▶ [Action item]:
Report each line from the entries in which "EXPERT" can be found.

▶ [Dataset rows describing interfaces]:
------------------------------------------------
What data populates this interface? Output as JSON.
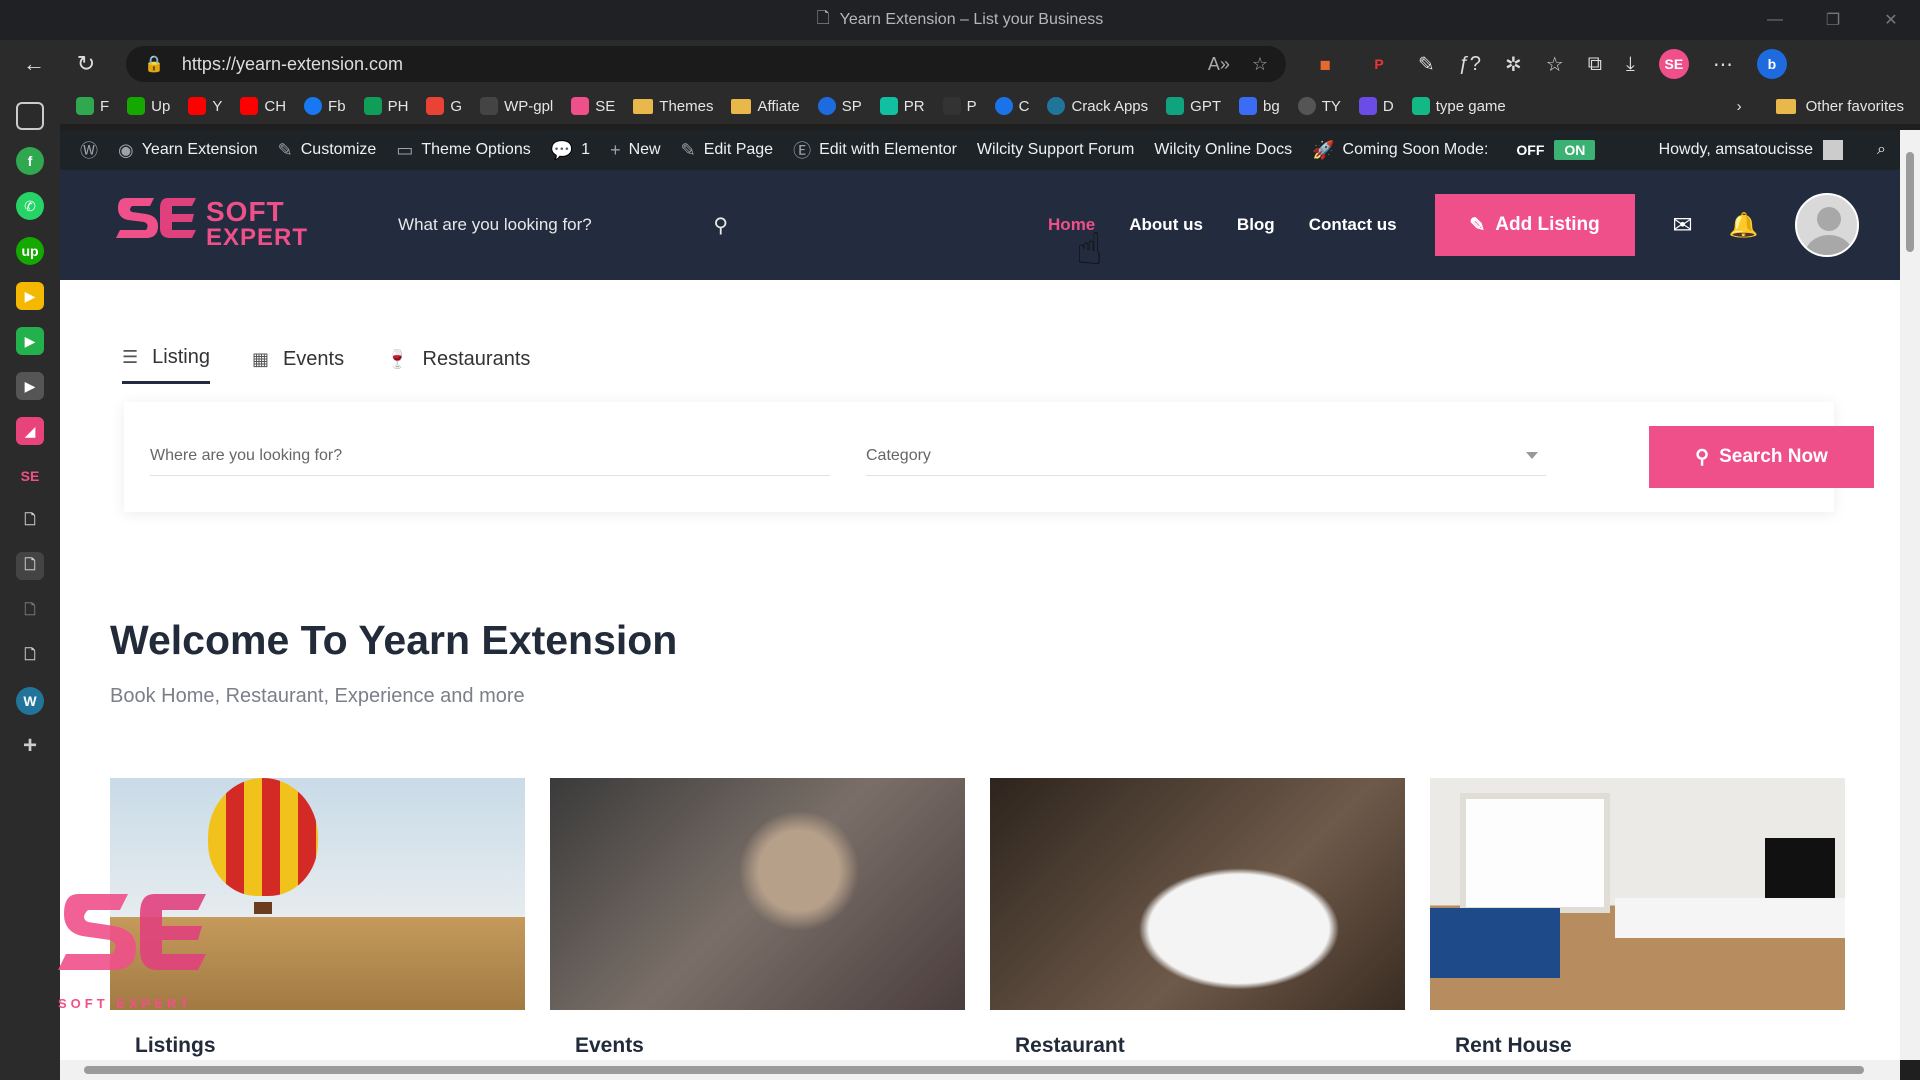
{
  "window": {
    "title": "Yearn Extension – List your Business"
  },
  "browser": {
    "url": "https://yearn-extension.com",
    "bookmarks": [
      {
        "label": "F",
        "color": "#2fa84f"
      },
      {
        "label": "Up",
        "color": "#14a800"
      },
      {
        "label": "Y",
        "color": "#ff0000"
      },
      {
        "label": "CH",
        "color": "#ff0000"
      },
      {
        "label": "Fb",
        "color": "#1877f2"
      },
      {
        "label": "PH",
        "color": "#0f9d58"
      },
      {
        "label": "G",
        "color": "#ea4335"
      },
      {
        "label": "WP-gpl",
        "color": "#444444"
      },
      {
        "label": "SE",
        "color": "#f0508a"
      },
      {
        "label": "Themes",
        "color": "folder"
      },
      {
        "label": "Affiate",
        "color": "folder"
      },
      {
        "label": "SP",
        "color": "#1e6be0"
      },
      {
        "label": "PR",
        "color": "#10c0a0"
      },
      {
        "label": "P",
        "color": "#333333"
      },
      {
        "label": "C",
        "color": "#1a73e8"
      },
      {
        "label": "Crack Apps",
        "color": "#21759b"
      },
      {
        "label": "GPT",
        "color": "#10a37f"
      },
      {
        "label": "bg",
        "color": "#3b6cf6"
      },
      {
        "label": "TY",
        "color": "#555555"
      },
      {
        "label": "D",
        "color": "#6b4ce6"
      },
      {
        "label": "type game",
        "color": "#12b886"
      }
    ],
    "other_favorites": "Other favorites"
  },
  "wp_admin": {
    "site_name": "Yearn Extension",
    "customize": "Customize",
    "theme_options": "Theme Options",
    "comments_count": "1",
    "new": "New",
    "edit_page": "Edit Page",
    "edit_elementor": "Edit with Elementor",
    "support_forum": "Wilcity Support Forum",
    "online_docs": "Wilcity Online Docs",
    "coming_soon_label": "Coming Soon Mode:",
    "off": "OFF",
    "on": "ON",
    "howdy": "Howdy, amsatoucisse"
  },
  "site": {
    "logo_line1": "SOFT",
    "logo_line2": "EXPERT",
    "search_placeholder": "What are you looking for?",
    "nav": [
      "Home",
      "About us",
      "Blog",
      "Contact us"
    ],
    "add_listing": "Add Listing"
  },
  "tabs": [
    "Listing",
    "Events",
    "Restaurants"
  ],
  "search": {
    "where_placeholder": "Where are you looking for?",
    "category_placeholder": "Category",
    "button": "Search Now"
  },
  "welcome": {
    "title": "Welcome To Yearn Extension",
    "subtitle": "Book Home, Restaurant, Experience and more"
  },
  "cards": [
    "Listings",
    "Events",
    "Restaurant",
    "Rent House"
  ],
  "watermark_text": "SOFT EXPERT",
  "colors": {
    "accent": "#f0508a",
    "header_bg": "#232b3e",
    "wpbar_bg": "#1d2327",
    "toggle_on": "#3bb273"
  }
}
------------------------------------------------
▶ [Exercise answer]:
    "logo_line2": "EXPERT",
  "watermark_text": "SOFT EXPERT",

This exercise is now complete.